When customers step off the main street feeling of North Mississippi Avenue into Pistils Nursery, the foliage-filled hideaway unfolds at their feet. Repurposed wood shelves, characteristic of the Pacific Northwest’s sustainable heritage, line the walls as floor plants from fiddle leaf figs to monstera and giant variegated ficus elasticas spring from the floor. Hand-crafted pottery and locally-sourced artisan goods are delicately placed amongst neatly stacked home decor books whose sharp white pages contrast the slate-colored floor. Warm lights shine above alongside glass orbs holding gracefully unfurling air plants.
Like many small businesses, Pistils supports other local businesses and artists. “We’re always trying to bring out as much local products as possible and be able to support local communities,” Jesse remarks, “and also to reduce the burden on the environment for shipping.”
Pistils has seen an economic boom of sorts in recent years, and one for the books on the small business front. Some of this has been the industry-wide uptick in houseplant demand, but a huge component has been Jesse’s work on the eCommerce front. By building out its online store and social media presence, Pistils has become the crown jewel of independently-owned houseplant boutiques that ship nationwide. “In the last two years, especially, that’s been a lot of [our] focus,” he says, “just getting more of our plants online so that people from around the country have access…depending on where you live, your access to interesting [and] unique houseplants can vary quite widely.”
While the market for its products and the green goods themselves continue to grow, the mission has remained the same: keeping patrons grounded through the greenery. “Connecting people with plants is at the center of the original mission, and it’s still at the center of what we’re doing today,” the seasoned employee said.
Pistils has garnered a community around its ever-blooming shop.
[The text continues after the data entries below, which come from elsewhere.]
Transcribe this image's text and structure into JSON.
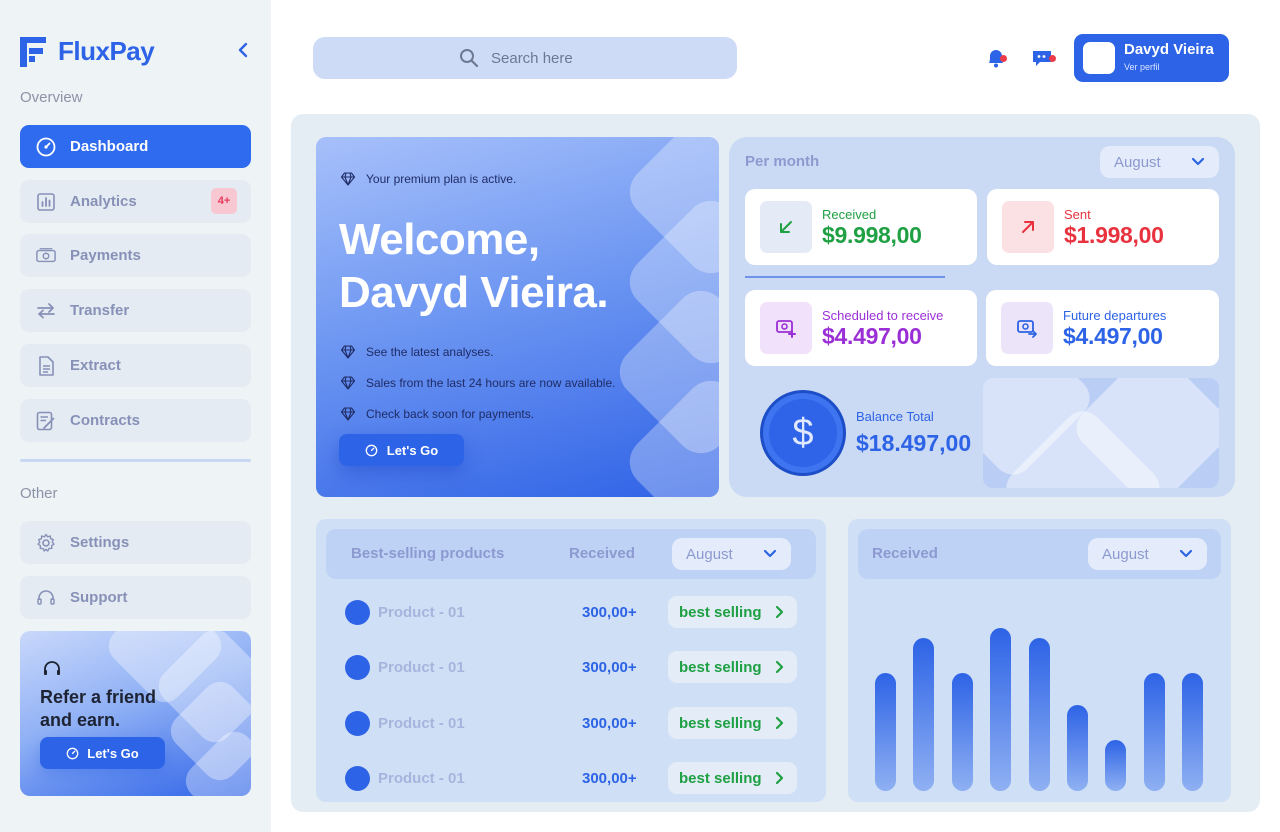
{
  "brand": {
    "name": "FluxPay",
    "accent": "#2d63e6"
  },
  "sidebar": {
    "overview_label": "Overview",
    "other_label": "Other",
    "items": [
      {
        "label": "Dashboard",
        "icon": "speedometer-icon",
        "active": true
      },
      {
        "label": "Analytics",
        "icon": "bar-chart-icon",
        "badge": "4+"
      },
      {
        "label": "Payments",
        "icon": "banknote-icon"
      },
      {
        "label": "Transfer",
        "icon": "swap-arrows-icon"
      },
      {
        "label": "Extract",
        "icon": "document-icon"
      },
      {
        "label": "Contracts",
        "icon": "contract-edit-icon"
      }
    ],
    "other_items": [
      {
        "label": "Settings",
        "icon": "gear-icon"
      },
      {
        "label": "Support",
        "icon": "headset-icon"
      }
    ],
    "refer": {
      "title": "Refer a friend and earn.",
      "button": "Let's Go"
    }
  },
  "header": {
    "search_placeholder": "Search here",
    "user": {
      "name": "Davyd Vieira",
      "subtitle": "Ver perfil"
    }
  },
  "hero": {
    "plan_text": "Your premium plan is active.",
    "title_line1": "Welcome,",
    "title_line2": "Davyd Vieira.",
    "bullets": [
      "See the latest analyses.",
      "Sales from the last 24 hours are now available.",
      "Check back soon for payments."
    ],
    "button": "Let's Go"
  },
  "per_month": {
    "label": "Per month",
    "month": "August",
    "received": {
      "label": "Received",
      "value": "$9.998,00",
      "color": "#1ea043"
    },
    "sent": {
      "label": "Sent",
      "value": "$1.998,00",
      "color": "#e8333f"
    },
    "scheduled": {
      "label": "Scheduled to receive",
      "value": "$4.497,00",
      "color": "#9b2fd6"
    },
    "future": {
      "label": "Future departures",
      "value": "$4.497,00",
      "color": "#2d63e6"
    },
    "balance": {
      "label": "Balance Total",
      "value": "$18.497,00",
      "symbol": "$"
    }
  },
  "products": {
    "col1": "Best-selling products",
    "col2": "Received",
    "month": "August",
    "rows": [
      {
        "name": "Product - 01",
        "value": "300,00+",
        "tag": "best selling"
      },
      {
        "name": "Product - 01",
        "value": "300,00+",
        "tag": "best selling"
      },
      {
        "name": "Product - 01",
        "value": "300,00+",
        "tag": "best selling"
      },
      {
        "name": "Product - 01",
        "value": "300,00+",
        "tag": "best selling"
      }
    ]
  },
  "received_chart": {
    "title": "Received",
    "month": "August"
  },
  "chart_data": {
    "type": "bar",
    "categories": [
      "",
      "",
      "",
      "",
      "",
      "",
      "",
      "",
      ""
    ],
    "values": [
      118,
      153,
      118,
      163,
      153,
      86,
      51,
      118,
      118
    ],
    "ylim": [
      0,
      165
    ],
    "grid": false,
    "legend": "none",
    "title": "Received",
    "xlabel": "",
    "ylabel": ""
  }
}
Success has been earned through the online sales of its offerings, but more powerful are the customers who find solace and rejuvenation in the calming atmosphere of the shop. That’s what keeps them coming back for more.
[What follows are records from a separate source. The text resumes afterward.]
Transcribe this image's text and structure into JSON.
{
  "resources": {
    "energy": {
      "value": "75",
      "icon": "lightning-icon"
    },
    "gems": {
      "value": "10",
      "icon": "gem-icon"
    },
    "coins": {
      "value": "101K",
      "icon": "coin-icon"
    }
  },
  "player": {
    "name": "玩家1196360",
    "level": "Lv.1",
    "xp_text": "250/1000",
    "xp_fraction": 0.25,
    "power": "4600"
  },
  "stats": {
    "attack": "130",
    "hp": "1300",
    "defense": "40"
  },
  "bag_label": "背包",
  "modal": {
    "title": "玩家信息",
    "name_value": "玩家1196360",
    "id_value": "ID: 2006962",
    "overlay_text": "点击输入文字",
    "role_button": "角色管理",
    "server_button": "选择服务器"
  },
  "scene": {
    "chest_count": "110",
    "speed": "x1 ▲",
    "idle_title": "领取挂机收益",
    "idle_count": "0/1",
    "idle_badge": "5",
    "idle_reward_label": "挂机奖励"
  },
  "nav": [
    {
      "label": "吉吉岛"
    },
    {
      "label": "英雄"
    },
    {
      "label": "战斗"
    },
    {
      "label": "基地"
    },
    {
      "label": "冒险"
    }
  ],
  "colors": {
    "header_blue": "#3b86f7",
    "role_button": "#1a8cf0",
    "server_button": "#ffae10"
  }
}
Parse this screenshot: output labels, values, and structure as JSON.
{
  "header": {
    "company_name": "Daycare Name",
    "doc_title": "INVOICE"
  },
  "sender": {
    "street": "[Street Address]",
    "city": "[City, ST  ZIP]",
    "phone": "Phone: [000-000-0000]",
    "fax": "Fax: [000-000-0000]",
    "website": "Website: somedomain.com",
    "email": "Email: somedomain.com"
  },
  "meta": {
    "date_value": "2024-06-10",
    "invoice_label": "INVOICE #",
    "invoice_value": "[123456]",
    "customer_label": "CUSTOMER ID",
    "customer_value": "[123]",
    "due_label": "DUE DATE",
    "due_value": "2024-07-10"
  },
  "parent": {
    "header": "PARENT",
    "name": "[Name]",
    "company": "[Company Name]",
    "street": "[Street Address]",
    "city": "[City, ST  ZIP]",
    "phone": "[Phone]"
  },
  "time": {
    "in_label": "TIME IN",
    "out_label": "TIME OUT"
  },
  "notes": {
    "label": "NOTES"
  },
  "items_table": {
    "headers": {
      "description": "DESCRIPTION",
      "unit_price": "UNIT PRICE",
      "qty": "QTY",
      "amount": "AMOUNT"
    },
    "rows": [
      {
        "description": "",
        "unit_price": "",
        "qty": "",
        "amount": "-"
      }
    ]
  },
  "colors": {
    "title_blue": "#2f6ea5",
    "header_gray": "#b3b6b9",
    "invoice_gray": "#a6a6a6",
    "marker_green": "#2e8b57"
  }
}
Although the last year and a half has dealt a challenging blow to small businesses across the nation, Waldman said it’s not all bad — particularly on the connection front. Pistils has always offered in-house seminars and workshops that allow patrons to connect with other residents with similar interests. In the wake of COVID’s wrath, those workshops dissolved. Waldman says there’s a silver lining, though: new faces are able to connect online for these classes for the first time. “Being able to connect with people from around the country or world, wherever they’re able to hop on a Zoom call [in these seminars], that’s awesome,” explains Waldman.
Despite its rise to fame, Pistils Nursery hasn’t forgotten the Earth that has brought these plants to life, and it takes continued conservation and sustainability to heart. The boutique is part of 1% For The Planet, an organization that mobilizes support for environmental nonprofits through financial contributions paired with social initiatives worldwide.
“Last year, we donated to a whole broad swath of different environmental organizations, trying to hit international, national, regional, and local organizations,” Waldman says. Specifically, it has focused much of its give-back efforts on rainforest conservation projects. “We picked them and put our money towards one of their funds where the donation would specifically go to conserving habitat where we think that houseplants grow natively,” he says. Locally, it supports a nature conservancy just outside of Portland, Oregon called Columbia River Gorge, in addition to Portland-based gardening nonprofits.
Moreover, it pays for carbon offsets from all its shipping (which already went plastic-free two years ago, other than plastic items that are upcycled from wholesale shipments they receive).
Pistils’ growth may seem like one in a million, but Jesse says they’re not done yet. The team continues to lean into market-disrupting innovation and business strategies, leveraging the new online markets and communities that are emerging.